== THE PROBLEM ==
Report all lines from the entries below in which "ffffff" appears.

== AVAILABLE DATA ==

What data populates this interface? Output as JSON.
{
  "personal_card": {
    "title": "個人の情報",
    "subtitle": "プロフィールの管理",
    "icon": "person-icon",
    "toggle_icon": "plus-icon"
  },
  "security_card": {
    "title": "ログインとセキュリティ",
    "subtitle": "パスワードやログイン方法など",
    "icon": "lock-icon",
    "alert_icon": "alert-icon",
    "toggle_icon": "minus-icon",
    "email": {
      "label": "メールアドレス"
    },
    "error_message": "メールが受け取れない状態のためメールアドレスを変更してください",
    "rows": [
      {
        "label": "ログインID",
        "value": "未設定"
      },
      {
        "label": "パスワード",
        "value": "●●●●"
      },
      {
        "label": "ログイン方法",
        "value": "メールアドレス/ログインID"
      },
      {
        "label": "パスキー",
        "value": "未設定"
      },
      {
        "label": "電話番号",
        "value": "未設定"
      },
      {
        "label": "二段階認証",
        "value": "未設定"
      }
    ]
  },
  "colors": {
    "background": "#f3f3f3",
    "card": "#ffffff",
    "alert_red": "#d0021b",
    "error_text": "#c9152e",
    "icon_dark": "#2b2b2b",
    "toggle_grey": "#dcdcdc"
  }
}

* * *

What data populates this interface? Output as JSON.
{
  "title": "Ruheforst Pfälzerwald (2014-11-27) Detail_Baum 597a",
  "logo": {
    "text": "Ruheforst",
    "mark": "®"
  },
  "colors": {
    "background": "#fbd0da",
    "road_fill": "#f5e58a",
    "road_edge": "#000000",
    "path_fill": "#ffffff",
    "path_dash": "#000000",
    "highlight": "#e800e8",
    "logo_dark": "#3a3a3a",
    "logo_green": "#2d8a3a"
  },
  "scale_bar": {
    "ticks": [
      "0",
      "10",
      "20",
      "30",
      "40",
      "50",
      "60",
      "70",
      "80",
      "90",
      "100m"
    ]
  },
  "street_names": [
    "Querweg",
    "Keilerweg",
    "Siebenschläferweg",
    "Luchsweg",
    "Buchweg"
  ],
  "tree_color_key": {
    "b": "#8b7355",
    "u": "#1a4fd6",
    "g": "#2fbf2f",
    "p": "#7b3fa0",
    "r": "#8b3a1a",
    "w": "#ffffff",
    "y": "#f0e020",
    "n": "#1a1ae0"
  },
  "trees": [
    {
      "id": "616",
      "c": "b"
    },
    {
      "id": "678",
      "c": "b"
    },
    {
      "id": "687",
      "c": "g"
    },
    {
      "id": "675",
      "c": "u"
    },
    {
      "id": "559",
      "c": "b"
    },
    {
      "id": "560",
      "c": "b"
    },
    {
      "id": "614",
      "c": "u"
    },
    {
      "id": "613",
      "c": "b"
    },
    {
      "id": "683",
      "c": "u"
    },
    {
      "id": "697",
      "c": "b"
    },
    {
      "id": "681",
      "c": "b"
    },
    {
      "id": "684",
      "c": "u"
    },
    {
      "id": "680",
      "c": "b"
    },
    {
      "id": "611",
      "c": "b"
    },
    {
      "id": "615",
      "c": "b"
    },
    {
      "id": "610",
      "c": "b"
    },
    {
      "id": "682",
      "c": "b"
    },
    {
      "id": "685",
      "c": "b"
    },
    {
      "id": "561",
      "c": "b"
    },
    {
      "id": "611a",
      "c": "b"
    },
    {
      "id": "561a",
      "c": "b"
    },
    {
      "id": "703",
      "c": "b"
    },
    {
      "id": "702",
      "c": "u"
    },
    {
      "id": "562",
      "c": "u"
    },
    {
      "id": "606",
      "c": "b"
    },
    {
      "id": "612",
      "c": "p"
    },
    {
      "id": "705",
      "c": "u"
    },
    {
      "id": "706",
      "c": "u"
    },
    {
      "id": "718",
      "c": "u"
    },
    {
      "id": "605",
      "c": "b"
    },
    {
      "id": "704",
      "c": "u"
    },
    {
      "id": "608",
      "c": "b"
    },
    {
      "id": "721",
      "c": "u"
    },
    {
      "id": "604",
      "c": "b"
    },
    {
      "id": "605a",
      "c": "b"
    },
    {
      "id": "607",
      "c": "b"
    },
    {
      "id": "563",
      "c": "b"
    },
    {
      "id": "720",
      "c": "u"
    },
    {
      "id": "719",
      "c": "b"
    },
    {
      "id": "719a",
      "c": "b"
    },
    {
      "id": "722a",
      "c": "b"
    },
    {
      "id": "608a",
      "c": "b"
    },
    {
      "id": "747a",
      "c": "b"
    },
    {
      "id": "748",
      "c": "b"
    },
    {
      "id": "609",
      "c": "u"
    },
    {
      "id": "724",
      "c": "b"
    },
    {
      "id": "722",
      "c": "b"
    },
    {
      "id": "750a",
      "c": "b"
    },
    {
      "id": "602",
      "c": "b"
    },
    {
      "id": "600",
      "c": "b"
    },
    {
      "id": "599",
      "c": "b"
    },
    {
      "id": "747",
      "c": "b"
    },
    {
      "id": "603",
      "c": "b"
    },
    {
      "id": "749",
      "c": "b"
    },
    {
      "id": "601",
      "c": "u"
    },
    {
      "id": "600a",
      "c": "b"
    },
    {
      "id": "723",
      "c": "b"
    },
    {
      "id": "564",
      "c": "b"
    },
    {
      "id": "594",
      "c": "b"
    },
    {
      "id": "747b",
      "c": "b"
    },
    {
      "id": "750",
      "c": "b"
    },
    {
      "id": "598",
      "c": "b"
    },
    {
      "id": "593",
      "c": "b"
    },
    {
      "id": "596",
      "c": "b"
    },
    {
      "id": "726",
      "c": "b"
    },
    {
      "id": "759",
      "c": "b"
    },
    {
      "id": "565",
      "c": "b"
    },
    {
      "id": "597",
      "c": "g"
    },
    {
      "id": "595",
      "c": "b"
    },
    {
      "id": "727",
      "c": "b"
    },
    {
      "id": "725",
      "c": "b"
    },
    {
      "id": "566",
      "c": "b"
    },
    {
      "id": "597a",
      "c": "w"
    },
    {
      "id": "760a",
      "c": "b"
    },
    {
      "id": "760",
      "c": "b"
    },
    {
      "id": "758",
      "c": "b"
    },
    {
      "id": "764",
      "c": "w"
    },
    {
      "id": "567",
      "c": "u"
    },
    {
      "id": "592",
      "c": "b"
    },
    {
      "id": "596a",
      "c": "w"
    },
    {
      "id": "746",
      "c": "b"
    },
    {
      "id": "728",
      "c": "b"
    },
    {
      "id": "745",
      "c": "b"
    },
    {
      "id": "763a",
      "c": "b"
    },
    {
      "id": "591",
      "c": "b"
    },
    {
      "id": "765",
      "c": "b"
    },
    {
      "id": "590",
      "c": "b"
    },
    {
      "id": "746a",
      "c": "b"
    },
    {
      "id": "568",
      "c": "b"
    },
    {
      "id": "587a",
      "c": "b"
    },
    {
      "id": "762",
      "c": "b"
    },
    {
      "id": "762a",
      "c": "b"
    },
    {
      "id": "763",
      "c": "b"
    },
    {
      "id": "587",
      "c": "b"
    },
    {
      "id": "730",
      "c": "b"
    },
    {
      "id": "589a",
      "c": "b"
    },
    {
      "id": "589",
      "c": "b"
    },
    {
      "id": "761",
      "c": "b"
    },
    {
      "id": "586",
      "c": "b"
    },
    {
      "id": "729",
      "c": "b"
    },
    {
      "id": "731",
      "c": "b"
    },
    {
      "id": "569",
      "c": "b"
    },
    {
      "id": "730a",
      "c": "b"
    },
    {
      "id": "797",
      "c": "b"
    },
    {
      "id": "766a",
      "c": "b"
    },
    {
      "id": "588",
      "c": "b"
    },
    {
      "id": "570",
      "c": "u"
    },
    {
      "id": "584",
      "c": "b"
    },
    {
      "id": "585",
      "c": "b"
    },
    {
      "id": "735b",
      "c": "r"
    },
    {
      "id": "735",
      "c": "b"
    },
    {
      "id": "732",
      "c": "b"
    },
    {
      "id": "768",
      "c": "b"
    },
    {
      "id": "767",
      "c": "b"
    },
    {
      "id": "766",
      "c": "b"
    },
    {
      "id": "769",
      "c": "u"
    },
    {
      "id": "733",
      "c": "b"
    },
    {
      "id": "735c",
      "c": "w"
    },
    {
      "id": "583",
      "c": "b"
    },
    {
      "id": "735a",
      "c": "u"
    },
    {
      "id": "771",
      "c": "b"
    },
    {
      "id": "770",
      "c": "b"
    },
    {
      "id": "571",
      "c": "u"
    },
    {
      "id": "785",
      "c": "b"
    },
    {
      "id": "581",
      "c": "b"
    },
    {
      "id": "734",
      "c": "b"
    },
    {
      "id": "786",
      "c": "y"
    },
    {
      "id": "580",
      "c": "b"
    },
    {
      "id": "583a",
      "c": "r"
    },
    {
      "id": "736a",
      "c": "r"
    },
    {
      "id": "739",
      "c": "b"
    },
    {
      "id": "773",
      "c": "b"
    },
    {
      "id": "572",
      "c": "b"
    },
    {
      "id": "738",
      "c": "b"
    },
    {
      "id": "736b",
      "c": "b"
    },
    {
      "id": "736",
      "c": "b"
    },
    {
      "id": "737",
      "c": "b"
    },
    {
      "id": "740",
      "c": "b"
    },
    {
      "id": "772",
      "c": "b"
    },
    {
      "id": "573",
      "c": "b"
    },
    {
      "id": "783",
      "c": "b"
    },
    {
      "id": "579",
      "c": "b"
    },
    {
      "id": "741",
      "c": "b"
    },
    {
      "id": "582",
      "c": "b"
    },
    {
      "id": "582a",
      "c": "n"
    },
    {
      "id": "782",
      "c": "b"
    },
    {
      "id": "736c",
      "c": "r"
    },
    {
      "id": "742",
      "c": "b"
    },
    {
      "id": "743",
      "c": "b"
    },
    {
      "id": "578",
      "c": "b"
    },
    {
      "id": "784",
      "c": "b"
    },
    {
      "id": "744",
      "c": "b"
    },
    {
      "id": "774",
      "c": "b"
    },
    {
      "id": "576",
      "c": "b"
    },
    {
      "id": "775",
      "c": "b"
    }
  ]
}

== REPLY ==
    "card": "#ffffff",
    "path_fill": "#ffffff",
    "w": "#ffffff",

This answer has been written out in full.